Future Market Price Direction is formulated as a classification problem. Several time horizons can also be used to provide fine-grained price predictions into the future.
Future Market Volatility can be formulated as a classification or regression task.
It’s worth noting that these auxiliary tasks can also be included as state space features which are externally estimated and included in the feature space. However, we can also include them in the main model and use the predictions as part of the final representation of the agent state. The choice of labeling mechanism, time horizon, outlier detection, and all related concepts for any classic classification or regression problem should be considered and carefully designed too, which is beyond the scope of this blog post and will be discussed in a separate article.
Order Placement DQN Architecture with Auxiliary Tasks
As described before, auxiliary tasks are employed to learn a shared representation of the environment, which is then used to optimize the main RL goal. The network architecture, including representation learning layers, auxiliary tasks, and q value estimation layers, is illustrated in the figure below. Please note that this figure is meant to provide an overview of the desired architecture, while the choice of layers and activations is more of an art and needs the experience to be set.

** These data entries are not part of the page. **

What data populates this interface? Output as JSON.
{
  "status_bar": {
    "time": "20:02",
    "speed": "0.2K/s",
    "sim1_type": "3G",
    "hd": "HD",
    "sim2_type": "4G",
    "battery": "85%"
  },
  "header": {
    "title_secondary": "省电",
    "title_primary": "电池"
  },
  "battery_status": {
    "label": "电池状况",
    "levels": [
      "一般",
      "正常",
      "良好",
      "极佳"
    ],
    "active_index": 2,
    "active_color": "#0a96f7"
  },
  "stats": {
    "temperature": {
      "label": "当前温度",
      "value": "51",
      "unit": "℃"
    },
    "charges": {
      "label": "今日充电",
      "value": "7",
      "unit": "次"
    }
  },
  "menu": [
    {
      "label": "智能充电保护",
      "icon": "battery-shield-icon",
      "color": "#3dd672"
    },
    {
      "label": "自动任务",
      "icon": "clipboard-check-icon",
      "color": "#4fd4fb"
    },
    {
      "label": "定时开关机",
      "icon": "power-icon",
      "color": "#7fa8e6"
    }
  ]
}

In the training phase of a multi-head model, we need to provide labels for each head so that the loss function can be computed and backpropagated. It’s worth noting that pre-computing the labels for all episodes and using a look-up table saves you a ton of time and computing.

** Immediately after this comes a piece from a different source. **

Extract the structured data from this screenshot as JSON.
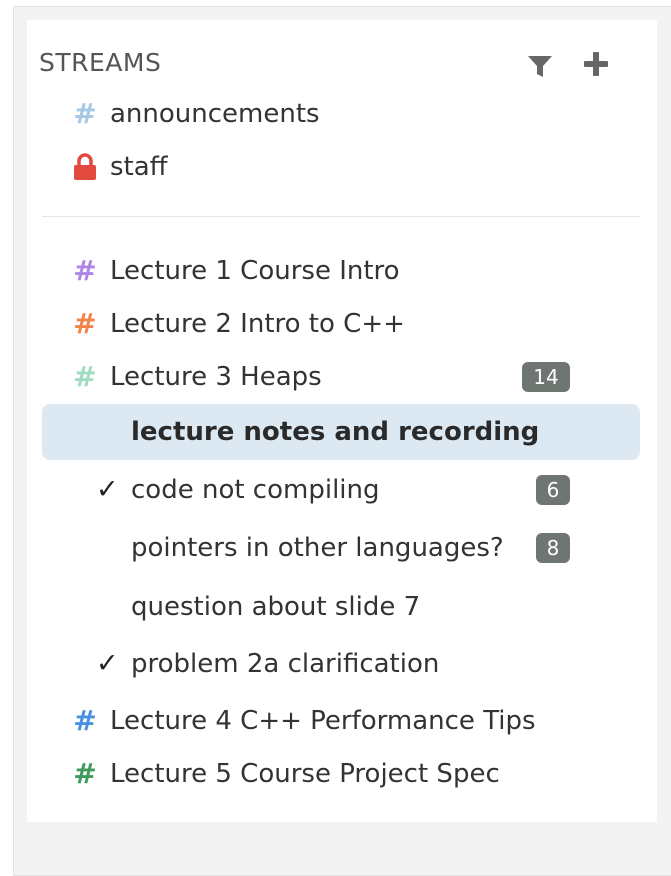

The choice of loss function depends on the auxiliary tasks you used. For example, we consider a case where we have one market price direction prediction auxiliary task alongside the main DQN Huber loss. The loss function would be:
One major aspect of multi-objective loss definition is the weighting schema. In the case of auxiliary tasks, we need to be careful not to set big weights for auxiliary losses since the calculated gradient would be influenced too much by the auxiliary loss, and the main goal is overshadowed. It’s also useful to have dynamic weights where higher weights are used for auxiliary tasks to provide learning signals in the first rounds of training. As the model is trained, the loss weight is decreased to put more attention to the main goal.

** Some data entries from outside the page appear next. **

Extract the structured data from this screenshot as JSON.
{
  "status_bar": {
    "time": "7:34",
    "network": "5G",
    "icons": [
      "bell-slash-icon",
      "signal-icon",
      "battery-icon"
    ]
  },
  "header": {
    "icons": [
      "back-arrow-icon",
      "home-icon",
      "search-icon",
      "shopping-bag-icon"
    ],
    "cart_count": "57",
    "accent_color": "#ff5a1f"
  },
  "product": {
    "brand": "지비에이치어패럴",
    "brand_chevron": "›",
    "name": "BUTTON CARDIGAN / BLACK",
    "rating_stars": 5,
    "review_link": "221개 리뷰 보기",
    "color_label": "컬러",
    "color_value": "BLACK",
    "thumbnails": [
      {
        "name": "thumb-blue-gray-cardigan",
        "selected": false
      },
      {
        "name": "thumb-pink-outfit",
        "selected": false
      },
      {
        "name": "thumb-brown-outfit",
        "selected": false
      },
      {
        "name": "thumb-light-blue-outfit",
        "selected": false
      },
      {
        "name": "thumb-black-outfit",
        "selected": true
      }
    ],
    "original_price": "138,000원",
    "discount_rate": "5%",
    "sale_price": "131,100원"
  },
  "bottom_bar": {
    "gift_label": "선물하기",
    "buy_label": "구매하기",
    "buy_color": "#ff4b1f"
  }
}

One nice property of using auxiliary tasks in RL algorithms is the ability to pre-train the model prior to starting training for the main goal. This would initialize the model weights based on related concepts, leading to enriched embedding space for the main goal optimization.
Using auxiliary tasks also helps model interpretability. One major challenge in deep reinforcement learning algorithms is to interpret and explain the model decisions. However, when auxiliary tasks are used in training, one can study the relation between model decisions and auxiliary labels. For instance, we expect the model to place aggressive orders when it estimates an opposite price movement relative to the order.
To sum up, using auxiliary tasks for reinforcement learning based order placement provides:
more stable learning signal
an interpretation of the model decisions
In this blog post, we went through the approach implemented in the Eveince order placement model to employ auxiliary tasks. The approach provides a more stable learning signal alongside some other properties like faster convergence and interoperability. In the upcoming posts, we will cover the results of this approach and practical tips and tricks, and implementation details.